**What this task involves:** Output all of the entries exactly as they are given.

[[ Source records open ]]

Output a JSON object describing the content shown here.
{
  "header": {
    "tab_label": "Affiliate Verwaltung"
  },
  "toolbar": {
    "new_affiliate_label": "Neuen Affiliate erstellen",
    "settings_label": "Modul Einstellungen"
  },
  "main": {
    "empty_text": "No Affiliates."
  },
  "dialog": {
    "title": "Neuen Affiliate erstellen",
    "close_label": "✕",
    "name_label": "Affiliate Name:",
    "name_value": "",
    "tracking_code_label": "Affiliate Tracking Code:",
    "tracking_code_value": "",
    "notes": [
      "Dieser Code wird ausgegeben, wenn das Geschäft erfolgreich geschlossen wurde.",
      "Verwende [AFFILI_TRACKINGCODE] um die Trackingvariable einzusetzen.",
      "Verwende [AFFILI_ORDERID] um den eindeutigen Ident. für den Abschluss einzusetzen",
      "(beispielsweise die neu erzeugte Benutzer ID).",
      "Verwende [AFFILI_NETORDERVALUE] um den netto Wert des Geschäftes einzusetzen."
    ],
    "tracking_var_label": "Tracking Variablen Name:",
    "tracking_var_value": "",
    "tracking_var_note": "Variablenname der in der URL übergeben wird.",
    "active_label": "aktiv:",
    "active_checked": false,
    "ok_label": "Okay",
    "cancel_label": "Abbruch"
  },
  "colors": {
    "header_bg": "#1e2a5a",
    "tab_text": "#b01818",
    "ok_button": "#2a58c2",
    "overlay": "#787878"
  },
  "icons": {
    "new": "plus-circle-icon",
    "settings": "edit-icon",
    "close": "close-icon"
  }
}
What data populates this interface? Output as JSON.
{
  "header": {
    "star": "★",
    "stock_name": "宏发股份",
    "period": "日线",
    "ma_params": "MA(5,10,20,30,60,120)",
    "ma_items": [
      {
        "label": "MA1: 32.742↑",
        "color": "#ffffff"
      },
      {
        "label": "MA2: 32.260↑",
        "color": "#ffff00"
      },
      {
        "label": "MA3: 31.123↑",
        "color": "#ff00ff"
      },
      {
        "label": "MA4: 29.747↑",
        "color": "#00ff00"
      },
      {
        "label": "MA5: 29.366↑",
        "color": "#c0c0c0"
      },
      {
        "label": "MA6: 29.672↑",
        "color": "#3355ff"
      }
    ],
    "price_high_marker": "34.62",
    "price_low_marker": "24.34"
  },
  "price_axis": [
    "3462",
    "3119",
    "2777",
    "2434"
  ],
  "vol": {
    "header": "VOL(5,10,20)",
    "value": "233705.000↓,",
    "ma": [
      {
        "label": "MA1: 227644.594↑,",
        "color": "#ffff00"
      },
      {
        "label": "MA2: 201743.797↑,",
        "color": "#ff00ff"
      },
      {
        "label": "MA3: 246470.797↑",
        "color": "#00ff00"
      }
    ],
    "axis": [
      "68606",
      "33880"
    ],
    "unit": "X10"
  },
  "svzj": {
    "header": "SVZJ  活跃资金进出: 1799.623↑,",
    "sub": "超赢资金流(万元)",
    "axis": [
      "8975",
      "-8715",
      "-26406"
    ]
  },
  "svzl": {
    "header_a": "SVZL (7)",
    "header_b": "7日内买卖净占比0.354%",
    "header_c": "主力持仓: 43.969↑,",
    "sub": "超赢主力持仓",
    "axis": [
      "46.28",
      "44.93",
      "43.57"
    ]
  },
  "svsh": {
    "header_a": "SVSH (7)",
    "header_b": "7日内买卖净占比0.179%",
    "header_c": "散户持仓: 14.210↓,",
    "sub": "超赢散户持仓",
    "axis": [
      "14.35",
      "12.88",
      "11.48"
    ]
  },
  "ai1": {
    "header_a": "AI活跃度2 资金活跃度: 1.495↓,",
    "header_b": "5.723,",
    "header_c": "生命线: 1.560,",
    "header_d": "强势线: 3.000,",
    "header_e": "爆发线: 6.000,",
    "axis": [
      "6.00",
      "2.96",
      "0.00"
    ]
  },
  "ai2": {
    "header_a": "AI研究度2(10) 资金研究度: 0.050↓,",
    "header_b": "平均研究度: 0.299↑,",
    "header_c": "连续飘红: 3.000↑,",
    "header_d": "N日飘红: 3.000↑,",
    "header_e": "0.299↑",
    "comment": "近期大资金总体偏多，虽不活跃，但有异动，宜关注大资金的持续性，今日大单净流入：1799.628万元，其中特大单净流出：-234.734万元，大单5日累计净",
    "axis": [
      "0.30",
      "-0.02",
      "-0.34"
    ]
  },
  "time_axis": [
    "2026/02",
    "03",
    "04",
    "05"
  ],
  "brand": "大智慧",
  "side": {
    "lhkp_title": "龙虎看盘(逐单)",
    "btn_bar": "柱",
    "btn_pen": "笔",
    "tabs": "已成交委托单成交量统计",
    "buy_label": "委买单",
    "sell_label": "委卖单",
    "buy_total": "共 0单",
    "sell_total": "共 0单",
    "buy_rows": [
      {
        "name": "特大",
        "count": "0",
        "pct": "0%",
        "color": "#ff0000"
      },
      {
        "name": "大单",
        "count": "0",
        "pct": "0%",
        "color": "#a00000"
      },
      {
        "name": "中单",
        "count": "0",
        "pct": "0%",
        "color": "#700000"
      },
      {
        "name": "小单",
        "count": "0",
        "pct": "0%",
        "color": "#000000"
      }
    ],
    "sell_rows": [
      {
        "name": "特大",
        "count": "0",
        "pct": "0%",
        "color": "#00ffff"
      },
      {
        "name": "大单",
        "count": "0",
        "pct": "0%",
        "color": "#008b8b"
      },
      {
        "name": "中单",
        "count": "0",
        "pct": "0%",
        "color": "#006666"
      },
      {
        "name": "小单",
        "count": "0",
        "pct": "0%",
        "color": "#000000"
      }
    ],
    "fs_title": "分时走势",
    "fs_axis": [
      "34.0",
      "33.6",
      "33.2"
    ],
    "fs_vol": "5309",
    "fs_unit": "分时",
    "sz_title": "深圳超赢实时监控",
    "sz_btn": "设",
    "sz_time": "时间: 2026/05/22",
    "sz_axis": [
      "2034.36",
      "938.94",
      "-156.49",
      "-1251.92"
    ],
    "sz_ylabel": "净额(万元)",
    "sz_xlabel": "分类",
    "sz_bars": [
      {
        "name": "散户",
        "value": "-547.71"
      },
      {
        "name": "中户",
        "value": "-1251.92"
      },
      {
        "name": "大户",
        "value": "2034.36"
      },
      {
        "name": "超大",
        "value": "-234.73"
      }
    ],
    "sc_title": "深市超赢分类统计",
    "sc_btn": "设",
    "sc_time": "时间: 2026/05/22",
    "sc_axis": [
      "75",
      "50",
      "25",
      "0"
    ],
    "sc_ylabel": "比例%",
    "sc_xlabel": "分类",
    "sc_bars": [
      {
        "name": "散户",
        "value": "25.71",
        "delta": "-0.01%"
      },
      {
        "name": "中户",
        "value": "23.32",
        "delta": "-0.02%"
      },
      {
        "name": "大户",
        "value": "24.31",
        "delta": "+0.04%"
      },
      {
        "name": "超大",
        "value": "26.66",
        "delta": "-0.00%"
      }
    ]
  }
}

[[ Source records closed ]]

**Answer section:**
Output a JSON object describing the content shown here.
{
  "header": {
    "tab_label": "Affiliate Verwaltung"
  },
  "toolbar": {
    "new_affiliate_label": "Neuen Affiliate erstellen",
    "settings_label": "Modul Einstellungen"
  },
  "main": {
    "empty_text": "No Affiliates."
  },
  "dialog": {
    "title": "Neuen Affiliate erstellen",
    "close_label": "✕",
    "name_label": "Affiliate Name:",
    "name_value": "",
    "tracking_code_label": "Affiliate Tracking Code:",
    "tracking_code_value": "",
    "notes": [
      "Dieser Code wird ausgegeben, wenn das Geschäft erfolgreich geschlossen wurde.",
      "Verwende [AFFILI_TRACKINGCODE] um die Trackingvariable einzusetzen.",
      "Verwende [AFFILI_ORDERID] um den eindeutigen Ident. für den Abschluss einzusetzen",
      "(beispielsweise die neu erzeugte Benutzer ID).",
      "Verwende [AFFILI_NETORDERVALUE] um den netto Wert des Geschäftes einzusetzen."
    ],
    "tracking_var_label": "Tracking Variablen Name:",
    "tracking_var_value": "",
    "tracking_var_note": "Variablenname der in der URL übergeben wird.",
    "active_label": "aktiv:",
    "active_checked": false,
    "ok_label": "Okay",
    "cancel_label": "Abbruch"
  },
  "colors": {
    "header_bg": "#1e2a5a",
    "tab_text": "#b01818",
    "ok_button": "#2a58c2",
    "overlay": "#787878"
  },
  "icons": {
    "new": "plus-circle-icon",
    "settings": "edit-icon",
    "close": "close-icon"
  }
}
What data populates this interface? Output as JSON.
{
  "header": {
    "star": "★",
    "stock_name": "宏发股份",
    "period": "日线",
    "ma_params": "MA(5,10,20,30,60,120)",
    "ma_items": [
      {
        "label": "MA1: 32.742↑",
        "color": "#ffffff"
      },
      {
        "label": "MA2: 32.260↑",
        "color": "#ffff00"
      },
      {
        "label": "MA3: 31.123↑",
        "color": "#ff00ff"
      },
      {
        "label": "MA4: 29.747↑",
        "color": "#00ff00"
      },
      {
        "label": "MA5: 29.366↑",
        "color": "#c0c0c0"
      },
      {
        "label": "MA6: 29.672↑",
        "color": "#3355ff"
      }
    ],
    "price_high_marker": "34.62",
    "price_low_marker": "24.34"
  },
  "price_axis": [
    "3462",
    "3119",
    "2777",
    "2434"
  ],
  "vol": {
    "header": "VOL(5,10,20)",
    "value": "233705.000↓,",
    "ma": [
      {
        "label": "MA1: 227644.594↑,",
        "color": "#ffff00"
      },
      {
        "label": "MA2: 201743.797↑,",
        "color": "#ff00ff"
      },
      {
        "label": "MA3: 246470.797↑",
        "color": "#00ff00"
      }
    ],
    "axis": [
      "68606",
      "33880"
    ],
    "unit": "X10"
  },
  "svzj": {
    "header": "SVZJ  活跃资金进出: 1799.623↑,",
    "sub": "超赢资金流(万元)",
    "axis": [
      "8975",
      "-8715",
      "-26406"
    ]
  },
  "svzl": {
    "header_a": "SVZL (7)",
    "header_b": "7日内买卖净占比0.354%",
    "header_c": "主力持仓: 43.969↑,",
    "sub": "超赢主力持仓",
    "axis": [
      "46.28",
      "44.93",
      "43.57"
    ]
  },
  "svsh": {
    "header_a": "SVSH (7)",
    "header_b": "7日内买卖净占比0.179%",
    "header_c": "散户持仓: 14.210↓,",
    "sub": "超赢散户持仓",
    "axis": [
      "14.35",
      "12.88",
      "11.48"
    ]
  },
  "ai1": {
    "header_a": "AI活跃度2 资金活跃度: 1.495↓,",
    "header_b": "5.723,",
    "header_c": "生命线: 1.560,",
    "header_d": "强势线: 3.000,",
    "header_e": "爆发线: 6.000,",
    "axis": [
      "6.00",
      "2.96",
      "0.00"
    ]
  },
  "ai2": {
    "header_a": "AI研究度2(10) 资金研究度: 0.050↓,",
    "header_b": "平均研究度: 0.299↑,",
    "header_c": "连续飘红: 3.000↑,",
    "header_d": "N日飘红: 3.000↑,",
    "header_e": "0.299↑",
    "comment": "近期大资金总体偏多，虽不活跃，但有异动，宜关注大资金的持续性，今日大单净流入：1799.628万元，其中特大单净流出：-234.734万元，大单5日累计净",
    "axis": [
      "0.30",
      "-0.02",
      "-0.34"
    ]
  },
  "time_axis": [
    "2026/02",
    "03",
    "04",
    "05"
  ],
  "brand": "大智慧",
  "side": {
    "lhkp_title": "龙虎看盘(逐单)",
    "btn_bar": "柱",
    "btn_pen": "笔",
    "tabs": "已成交委托单成交量统计",
    "buy_label": "委买单",
    "sell_label": "委卖单",
    "buy_total": "共 0单",
    "sell_total": "共 0单",
    "buy_rows": [
      {
        "name": "特大",
        "count": "0",
        "pct": "0%",
        "color": "#ff0000"
      },
      {
        "name": "大单",
        "count": "0",
        "pct": "0%",
        "color": "#a00000"
      },
      {
        "name": "中单",
        "count": "0",
        "pct": "0%",
        "color": "#700000"
      },
      {
        "name": "小单",
        "count": "0",
        "pct": "0%",
        "color": "#000000"
      }
    ],
    "sell_rows": [
      {
        "name": "特大",
        "count": "0",
        "pct": "0%",
        "color": "#00ffff"
      },
      {
        "name": "大单",
        "count": "0",
        "pct": "0%",
        "color": "#008b8b"
      },
      {
        "name": "中单",
        "count": "0",
        "pct": "0%",
        "color": "#006666"
      },
      {
        "name": "小单",
        "count": "0",
        "pct": "0%",
        "color": "#000000"
      }
    ],
    "fs_title": "分时走势",
    "fs_axis": [
      "34.0",
      "33.6",
      "33.2"
    ],
    "fs_vol": "5309",
    "fs_unit": "分时",
    "sz_title": "深圳超赢实时监控",
    "sz_btn": "设",
    "sz_time": "时间: 2026/05/22",
    "sz_axis": [
      "2034.36",
      "938.94",
      "-156.49",
      "-1251.92"
    ],
    "sz_ylabel": "净额(万元)",
    "sz_xlabel": "分类",
    "sz_bars": [
      {
        "name": "散户",
        "value": "-547.71"
      },
      {
        "name": "中户",
        "value": "-1251.92"
      },
      {
        "name": "大户",
        "value": "2034.36"
      },
      {
        "name": "超大",
        "value": "-234.73"
      }
    ],
    "sc_title": "深市超赢分类统计",
    "sc_btn": "设",
    "sc_time": "时间: 2026/05/22",
    "sc_axis": [
      "75",
      "50",
      "25",
      "0"
    ],
    "sc_ylabel": "比例%",
    "sc_xlabel": "分类",
    "sc_bars": [
      {
        "name": "散户",
        "value": "25.71",
        "delta": "-0.01%"
      },
      {
        "name": "中户",
        "value": "23.32",
        "delta": "-0.02%"
      },
      {
        "name": "大户",
        "value": "24.31",
        "delta": "+0.04%"
      },
      {
        "name": "超大",
        "value": "26.66",
        "delta": "-0.00%"
      }
    ]
  }
}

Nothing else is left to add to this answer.